National regulations

The ruling in question concerned the so-called “”bad debt relief”” that is also in force in the Polish VAT law. The ruling may be important from the point of view of Polish taxpayers, given the wording of the domestic regulations, which provide for several conditions that must be met in order to benefit from a reduction in the tax base, and which still raise many doubts in practice. It has thus become a contribution to academic discussion. Dr. Beata Rogowska-Rajda and Dr. Tomasz Tratkiewicz gave a different opinion from the above work in the article: “”Reflections on the Polish institution of “”relief for bad debts”” in the context of the principles of correcting output and input tax in the light of the recent case law of the Court of Justice”” (Tax Review 7/2018, pp. 18 et seq.). The authors argue that allowing adjustments in the situation of concluding a contract with an insolvent counterparty leads to a situation in which the risk of taxpayers’ business is shifted to the Treasury. The regulations adopted in Polish law (the key one being Article 89b of the Value Added Tax Act of March 11, 2004) refer to a situation in which bankruptcy or restructuring proceedings are already underway with respect to the entrepreneur’s counterparty, on whom the tax obligation rests, at the time of the transaction. In the facts of the case, however, the declaration of bankruptcy occurred after the invoice had already been issued. Polish regulations provide very simple rules for the adjustment, which do not require the collection of additional evidence. In fact, it is sufficient for it to be carried out if the counterparty fails to make payment by the end of the month in which the 150th day from the date of expiration of the deadline for payment for the transaction in question expires. It seems, however, that due to further ambiguities in the discussed matter, it might be desirable for a Polish court to ask its own preliminary question regarding the compatibility of Polish VAT regulations regarding an insolvent (and under bankruptcy proceedings) counterparty with EU law.

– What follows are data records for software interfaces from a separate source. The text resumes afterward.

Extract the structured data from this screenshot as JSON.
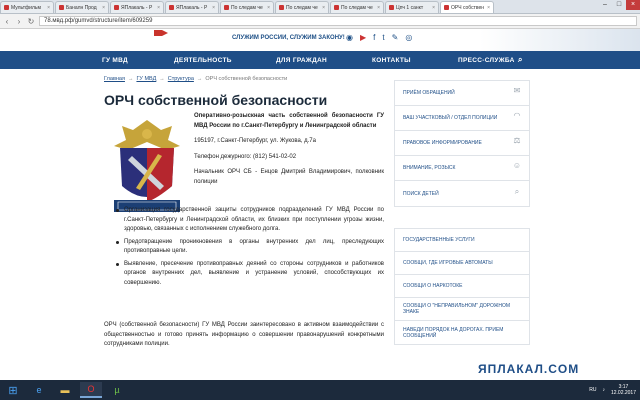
{
  "browser": {
    "tabs": [
      {
        "label": "Мультфильм"
      },
      {
        "label": "Баналн Прод"
      },
      {
        "label": "ЯПлакаль - Р"
      },
      {
        "label": "ЯПлакаль - Р"
      },
      {
        "label": "По следам че"
      },
      {
        "label": "По следам че"
      },
      {
        "label": "По следам че"
      },
      {
        "label": "Цпч 1 санкт"
      },
      {
        "label": "ОРЧ собствен"
      }
    ],
    "url": "78.мвд.рф/gumvd/structure/item/609259",
    "window_controls": {
      "minimize": "–",
      "maximize": "□",
      "close": "×"
    }
  },
  "site": {
    "slogan": "СЛУЖИМ РОССИИ, СЛУЖИМ ЗАКОНУ!",
    "social_icons": [
      "eye-icon",
      "youtube-icon",
      "facebook-icon",
      "twitter-icon",
      "vk-icon",
      "odnoklassniki-icon"
    ],
    "nav": [
      "ГУ МВД",
      "ДЕЯТЕЛЬНОСТЬ",
      "ДЛЯ ГРАЖДАН",
      "КОНТАКТЫ",
      "ПРЕСС-СЛУЖБА"
    ]
  },
  "breadcrumb": {
    "items": [
      "Главная",
      "ГУ МВД",
      "Структура"
    ],
    "current": "ОРЧ собственной безопасности",
    "sep": "→"
  },
  "page_title": "ОРЧ собственной безопасности",
  "info": {
    "org_name": "Оперативно-розыскная часть собственной безопасности ГУ МВД России по г.Санкт-Петербургу и Ленинградской области",
    "address": "195197, г.Санкт-Петербург, ул. Жукова, д.7а",
    "phone": "Телефон дежурного: (812) 541-02-02",
    "chief": "Начальник ОРЧ СБ - Енцов Дмитрий Владимирович, полковник полиции"
  },
  "duties": [
    "Организация государственной защиты сотрудников подразделений ГУ МВД России по г.Санкт-Петербургу и Ленинградской области, их близких при поступлении угрозы жизни, здоровью, связанных с исполнением служебного долга.",
    "Предотвращение проникновения в органы внутренних дел лиц, преследующих противоправные цели.",
    "Выявление, пресечение противоправных деяний со стороны сотрудников и работников органов внутренних дел, выявление и устранение условий, способствующих их совершению."
  ],
  "bottom_text": "ОРЧ (собственной безопасности) ГУ МВД России заинтересовано в активном взаимодействии с общественностью и готово принять информацию о совершении правонарушений конкретными сотрудниками полиции.",
  "sidebar": {
    "items": [
      {
        "label": "ПРИЁМ ОБРАЩЕНИЙ",
        "icon": "envelope-icon"
      },
      {
        "label": "ВАШ УЧАСТКОВЫЙ / ОТДЕЛ ПОЛИЦИИ",
        "icon": "police-cap-icon"
      },
      {
        "label": "ПРАВОВОЕ ИНФОРМИРОВАНИЕ",
        "icon": "scales-icon"
      },
      {
        "label": "ВНИМАНИЕ, РОЗЫСК",
        "icon": "wanted-icon"
      },
      {
        "label": "ПОИСК ДЕТЕЙ",
        "icon": "search-icon"
      }
    ],
    "secondary": [
      {
        "label": "ГОСУДАРСТВЕННЫЕ УСЛУГИ"
      },
      {
        "label": "СООБЩИ, ГДЕ ИГРОВЫЕ АВТОМАТЫ"
      },
      {
        "label": "СООБЩИ О НАРКОТОКЕ"
      },
      {
        "label": "СООБЩИ О \"НЕПРАВИЛЬНОМ\" ДОРОЖНОМ ЗНАКЕ"
      },
      {
        "label": "НАВЕДИ ПОРЯДОК НА ДОРОГАХ. ПРИЕМ СООБЩЕНИЙ"
      }
    ]
  },
  "watermark": "ЯПЛАКАЛ.COM",
  "taskbar": {
    "lang": "RU",
    "time": "3:17",
    "date": "12.02.2017"
  }
}
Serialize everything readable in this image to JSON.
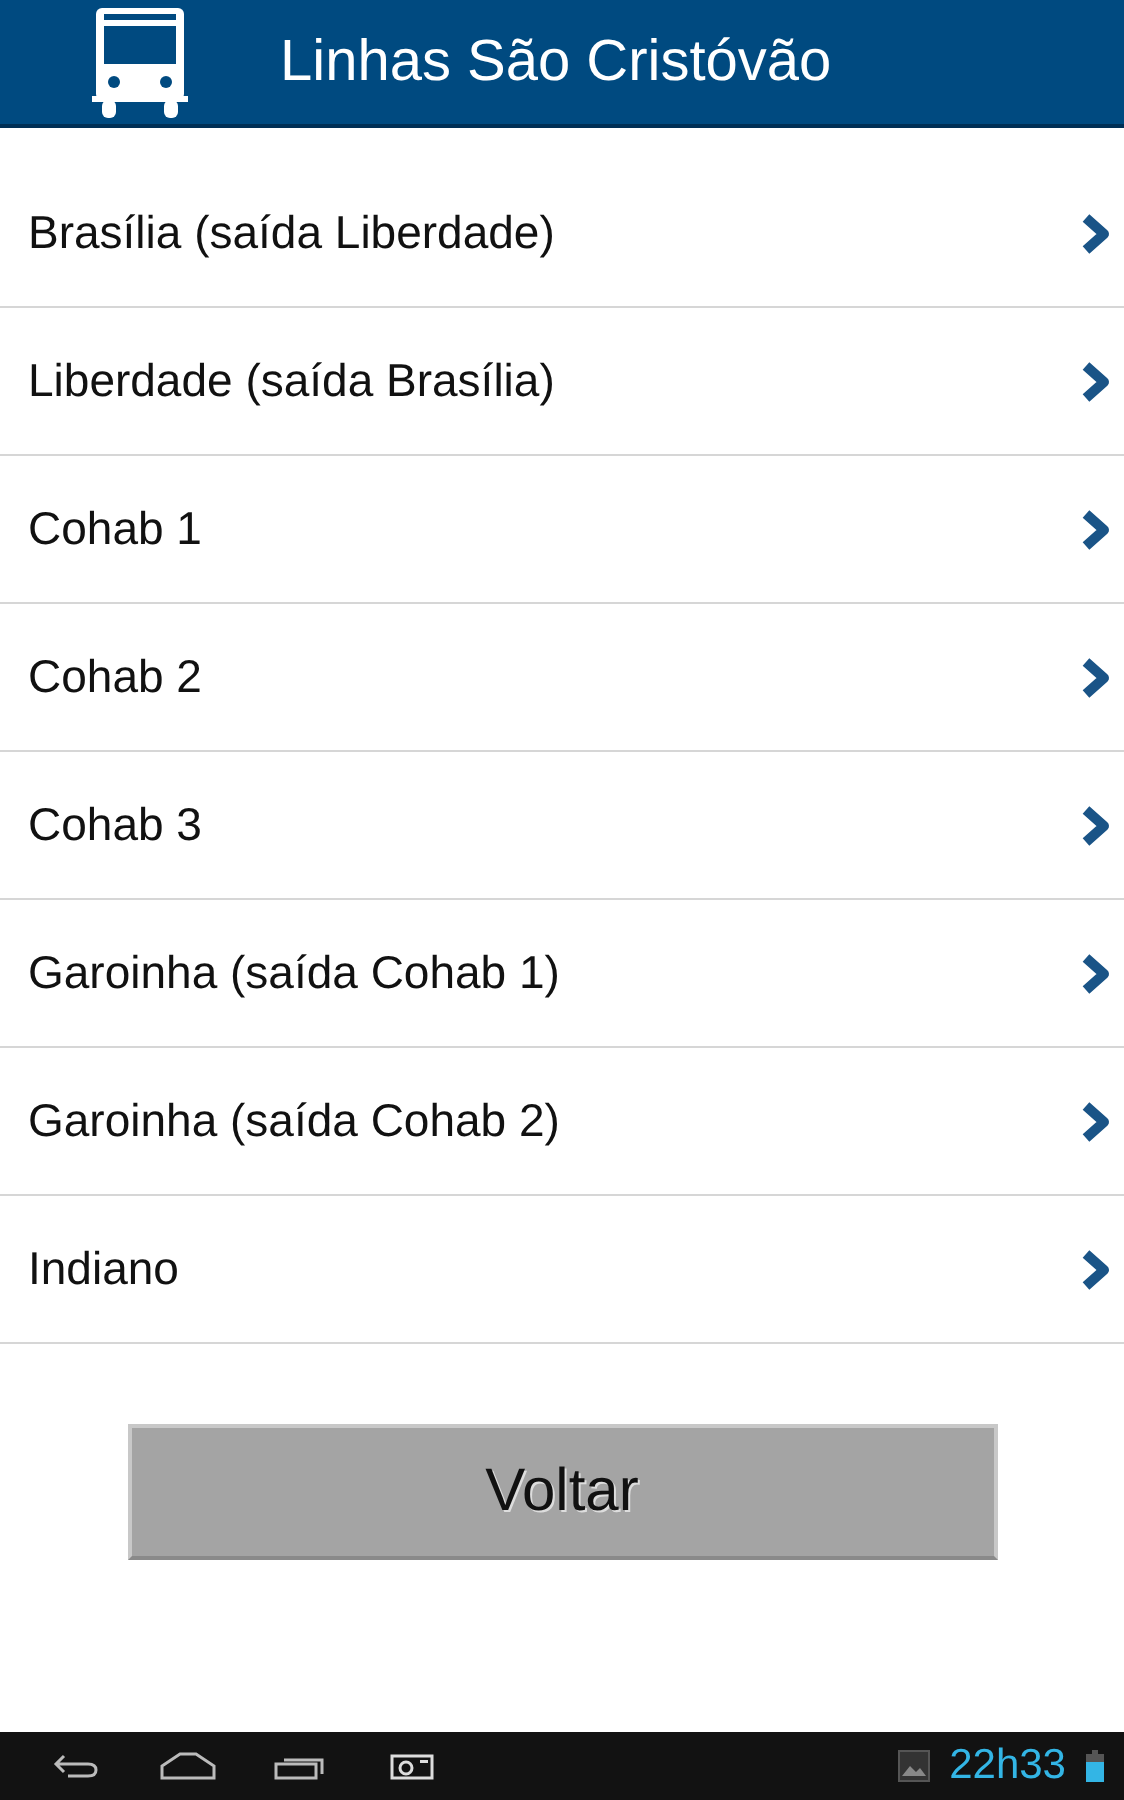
{
  "header": {
    "title": "Linhas São Cristóvão"
  },
  "lines": [
    {
      "label": "Brasília (saída Liberdade)"
    },
    {
      "label": "Liberdade (saída Brasília)"
    },
    {
      "label": "Cohab 1"
    },
    {
      "label": "Cohab 2"
    },
    {
      "label": "Cohab 3"
    },
    {
      "label": "Garoinha (saída Cohab 1)"
    },
    {
      "label": "Garoinha (saída Cohab 2)"
    },
    {
      "label": "Indiano"
    }
  ],
  "back_button": {
    "label": "Voltar"
  },
  "status_bar": {
    "time": "22h33"
  }
}
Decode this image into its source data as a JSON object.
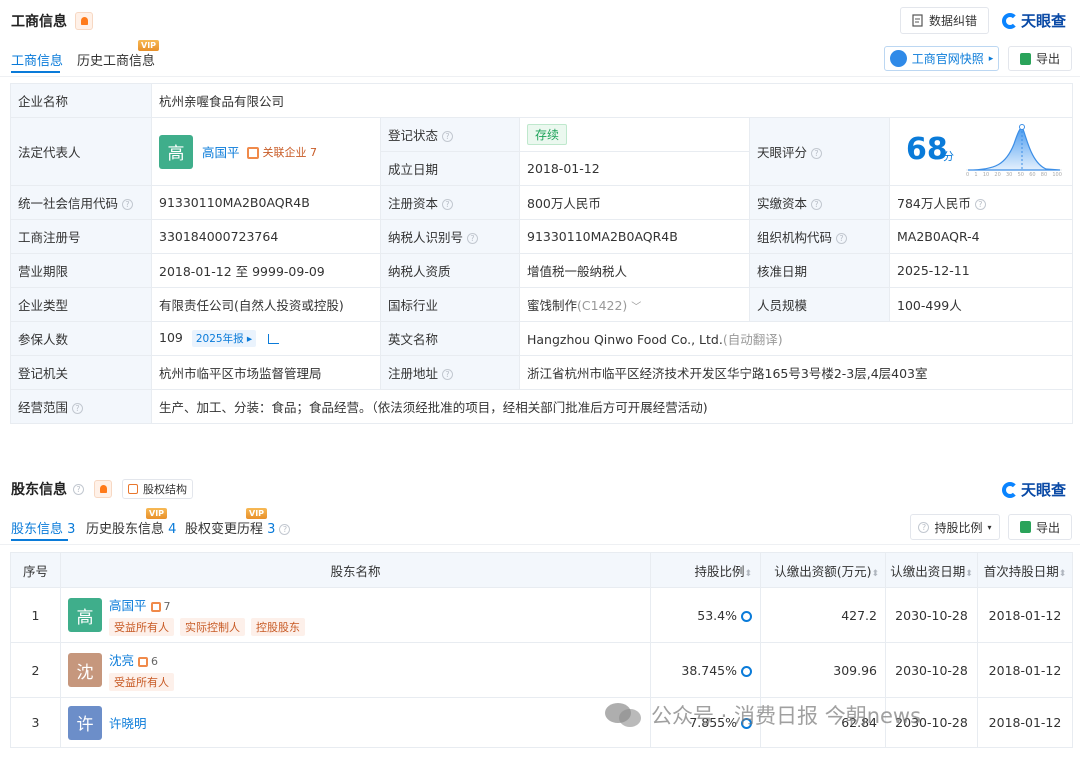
{
  "biz_section": {
    "title": "工商信息",
    "btn_correction": "数据纠错",
    "logo_text": "天眼查",
    "tabs": [
      {
        "label": "工商信息",
        "vip": ""
      },
      {
        "label": "历史工商信息",
        "vip": "VIP"
      }
    ],
    "btn_snapshot": "工商官网快照",
    "btn_export": "导出"
  },
  "info": {
    "company_name_k": "企业名称",
    "company_name_v": "杭州亲喔食品有限公司",
    "legal_rep_k": "法定代表人",
    "legal_rep_avatar": "高",
    "legal_rep_name": "高国平",
    "legal_rep_related": "关联企业",
    "legal_rep_related_count": "7",
    "reg_status_k": "登记状态",
    "reg_status_v": "存续",
    "est_date_k": "成立日期",
    "est_date_v": "2018-01-12",
    "score_k": "天眼评分",
    "score_v": "68",
    "score_unit": "分",
    "score_ticks": [
      "0",
      "1",
      "10",
      "20",
      "30",
      "50",
      "60",
      "80",
      "100"
    ],
    "credit_code_k": "统一社会信用代码",
    "credit_code_v": "91330110MA2B0AQR4B",
    "reg_capital_k": "注册资本",
    "reg_capital_v": "800万人民币",
    "paid_capital_k": "实缴资本",
    "paid_capital_v": "784万人民币",
    "reg_no_k": "工商注册号",
    "reg_no_v": "330184000723764",
    "tax_id_k": "纳税人识别号",
    "tax_id_v": "91330110MA2B0AQR4B",
    "org_code_k": "组织机构代码",
    "org_code_v": "MA2B0AQR-4",
    "term_k": "营业期限",
    "term_v": "2018-01-12 至 9999-09-09",
    "tax_qual_k": "纳税人资质",
    "tax_qual_v": "增值税一般纳税人",
    "approve_date_k": "核准日期",
    "approve_date_v": "2025-12-11",
    "type_k": "企业类型",
    "type_v": "有限责任公司(自然人投资或控股)",
    "industry_k": "国标行业",
    "industry_v": "蜜饯制作",
    "industry_code": "(C1422)",
    "staff_k": "人员规模",
    "staff_v": "100-499人",
    "insured_k": "参保人数",
    "insured_v": "109",
    "insured_report": "2025年报",
    "en_name_k": "英文名称",
    "en_name_v": "Hangzhou Qinwo Food Co., Ltd.",
    "en_name_note": "(自动翻译)",
    "authority_k": "登记机关",
    "authority_v": "杭州市临平区市场监督管理局",
    "address_k": "注册地址",
    "address_v": "浙江省杭州市临平区经济技术开发区华宁路165号3号楼2-3层,4层403室",
    "scope_k": "经营范围",
    "scope_v": "生产、加工、分装：食品；食品经营。（依法须经批准的项目，经相关部门批准后方可开展经营活动)"
  },
  "sh_section": {
    "title": "股东信息",
    "btn_structure": "股权结构",
    "logo_text": "天眼查",
    "tabs": [
      {
        "label": "股东信息",
        "count": "3",
        "vip": ""
      },
      {
        "label": "历史股东信息",
        "count": "4",
        "vip": "VIP"
      },
      {
        "label": "股权变更历程",
        "count": "3",
        "vip": "VIP"
      }
    ],
    "btn_ratio": "持股比例",
    "btn_export": "导出",
    "headers": [
      "序号",
      "股东名称",
      "持股比例",
      "认缴出资额(万元)",
      "认缴出资日期",
      "首次持股日期"
    ],
    "rows": [
      {
        "no": "1",
        "avatar": "高",
        "name": "高国平",
        "rel": "7",
        "tags": [
          "受益所有人",
          "实际控制人",
          "控股股东"
        ],
        "ratio": "53.4%",
        "amount": "427.2",
        "sub_date": "2030-10-28",
        "first_date": "2018-01-12"
      },
      {
        "no": "2",
        "avatar": "沈",
        "name": "沈亮",
        "rel": "6",
        "tags": [
          "受益所有人"
        ],
        "ratio": "38.745%",
        "amount": "309.96",
        "sub_date": "2030-10-28",
        "first_date": "2018-01-12"
      },
      {
        "no": "3",
        "avatar": "许",
        "name": "许晓明",
        "rel": "",
        "tags": [],
        "ratio": "7.855%",
        "amount": "62.84",
        "sub_date": "2030-10-28",
        "first_date": "2018-01-12"
      }
    ]
  },
  "watermark": "公众号 · 消费日报 今朝news",
  "colors": {
    "accent": "#0a7bd9",
    "avatar_gao": "#3fae8b",
    "avatar_shen": "#c6977d",
    "avatar_xu": "#6c8ec9"
  }
}
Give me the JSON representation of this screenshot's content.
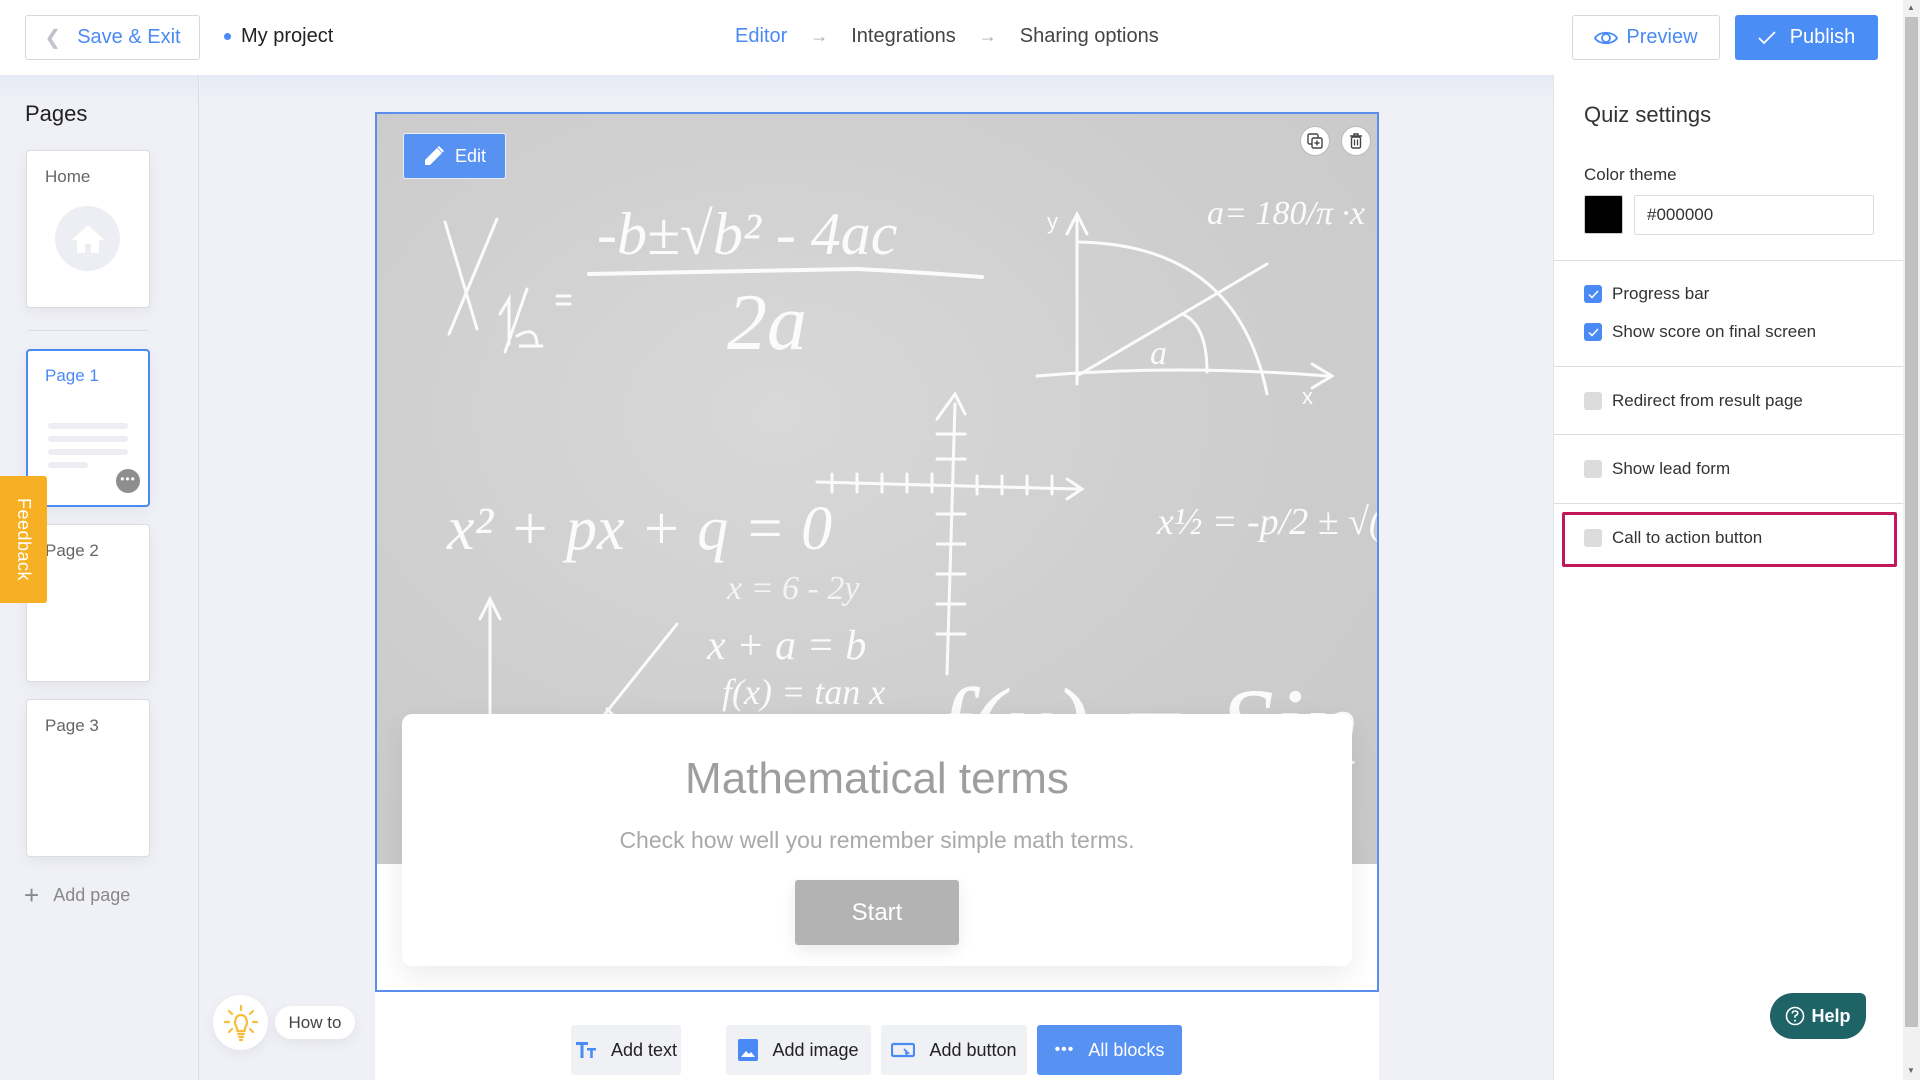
{
  "header": {
    "save_exit_label": "Save & Exit",
    "project_name": "My project",
    "steps": [
      {
        "label": "Editor",
        "active": true
      },
      {
        "label": "Integrations",
        "active": false
      },
      {
        "label": "Sharing options",
        "active": false
      }
    ],
    "step_arrow": "→",
    "preview_label": "Preview",
    "publish_label": "Publish"
  },
  "sidebar": {
    "title": "Pages",
    "pages": [
      {
        "label": "Home",
        "icon": "home-icon"
      },
      {
        "label": "Page 1",
        "active": true
      },
      {
        "label": "Page 2"
      },
      {
        "label": "Page 3"
      }
    ],
    "more_glyph": "•••",
    "add_page_label": "Add page",
    "feedback_label": "Feedback"
  },
  "canvas": {
    "edit_label": "Edit",
    "intro": {
      "title": "Mathematical terms",
      "subtitle": "Check how well you remember simple math terms.",
      "start_label": "Start"
    },
    "blocks": {
      "add_text": "Add text",
      "add_image": "Add image",
      "add_button": "Add button",
      "all_blocks": "All blocks",
      "dots": "•••"
    },
    "how_to_label": "How to"
  },
  "right_panel": {
    "title": "Quiz settings",
    "color_theme_label": "Color theme",
    "color_value": "#000000",
    "options": [
      {
        "label": "Progress bar",
        "checked": true
      },
      {
        "label": "Show score on final screen",
        "checked": true
      },
      {
        "label": "Redirect from result page",
        "checked": false
      },
      {
        "label": "Show lead form",
        "checked": false
      },
      {
        "label": "Call to action button",
        "checked": false,
        "highlighted": true
      }
    ],
    "help_label": "Help"
  },
  "colors": {
    "accent": "#4a8af4",
    "publish_bg": "#4a8ef5",
    "feedback_bg": "#f7b023",
    "help_bg": "#1e6366",
    "highlight": "#c2185b",
    "start_btn": "#b3b3b3"
  }
}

Judgment of the Court of November 23, 2017 in Case C-246/16 Enzo Di Maura v. Agenzia delle Entrate – Direzione Provinciale di Siracusa, ECLI:EU:C:2017:887 [available at:],
Opinion of Advocate General Juliane Kokott delivered on June 8, 2017,
Dr. Beata Rogowska-Rajda, Dr. Tomasz Tratkiewicz in the article: “”Reflections on the Polish institution of “”relief for bad debts”” in the context of the principles of correcting output and input tax in light of the recent case law of the Court of Justice”” (Tax Review 7/2018, pp. 18 et seq.).”